While developing Valorant, it seems that Riot Games was quite serious when they proclaimed that they wanted their new IP to be one of the most-accessible shooters out there.
Not only did they go ahead and make a game which had the features of both CS:GO and Overwatch, but they made it in such a way that any low hardware setup would also able to run it. Let’s just say that the toaster memes are legit, and Valorant can even run on that age-old potato you call a computer.
However, the graphics settings that we’re going to deal with today are specifically aimed at those players who have an average and above-average rig.
Framerates are one of the most important aspects of a low Time To Kill (TTK) competitive shooter, and in our guide, we will help you maximise your competitive edge for all future ranked games in Valorant.
Best system optimisation for playing Valorant
1. Medium quality settings over low quality settings

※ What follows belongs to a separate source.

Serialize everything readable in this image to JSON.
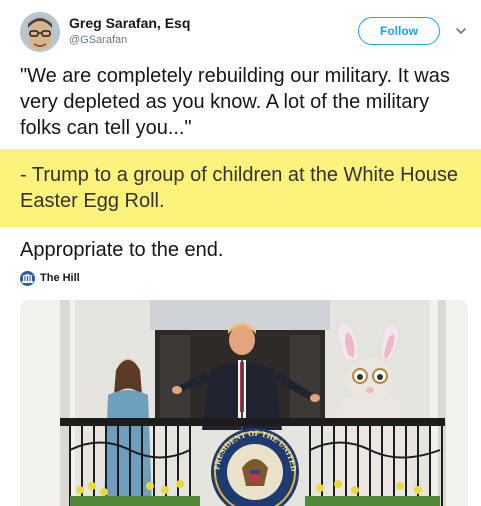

Now, you might be wondering why we’re asking you to favor medium quality settings over the lower one, when it comes to getting a better in-game performance.
Truth be told, performance is important, but it shouldn’t come at the cost of visual clarity.
Valorant is a low TTK game like CS:GO, so in both games, you can kill the enemy with lesser bullets than you would in games like Overwatch and Call of Duty.
Hence, aim and precision are greatly rewarded in Valorant. But if you’re lowering the visual settings to the point that you cannot make out an enemy from the background environment, then you lose that competitive edge no matter how high your FPS and refresh rate are.
It’s important to balance performance with visuals, and if you have a decent enough rig, you will be able to get a minimum of 120 FPS, even on medium settings.
If you’re playing Valorant at a higher resolution of 1920x1080 and 16:9 (144Hz), you can turn off anti-aliasing, as that is mainly required for those who play on very low resolutions.
2. 60Hz will not cut it in the competitive scene
In competitive tactical, first-person shooters, information and reaction time are some of the most important things. So, if your monitor is displaying the game information to you late, then there is obviously going to be a delay in your reactions.
Hence, the standard 60Hz monitors are a detriment to your in-game performance. Even if you set your resolution to 1920x1080 and 16:9 (144Hz), and have your FPS locked at 300, you will still not have the competitive edge in 1v1 situations if you’re gaining information late.
So if you’re serious about Valorant’s competitive scene, then we suggest that you invest in a better monitor.
Game still needs more polish
Over the next few patches, Valorant will be receiving a lot of graphics updates, as the game still requires a lot of polish, and the recommended graphics settings will change along with that as well.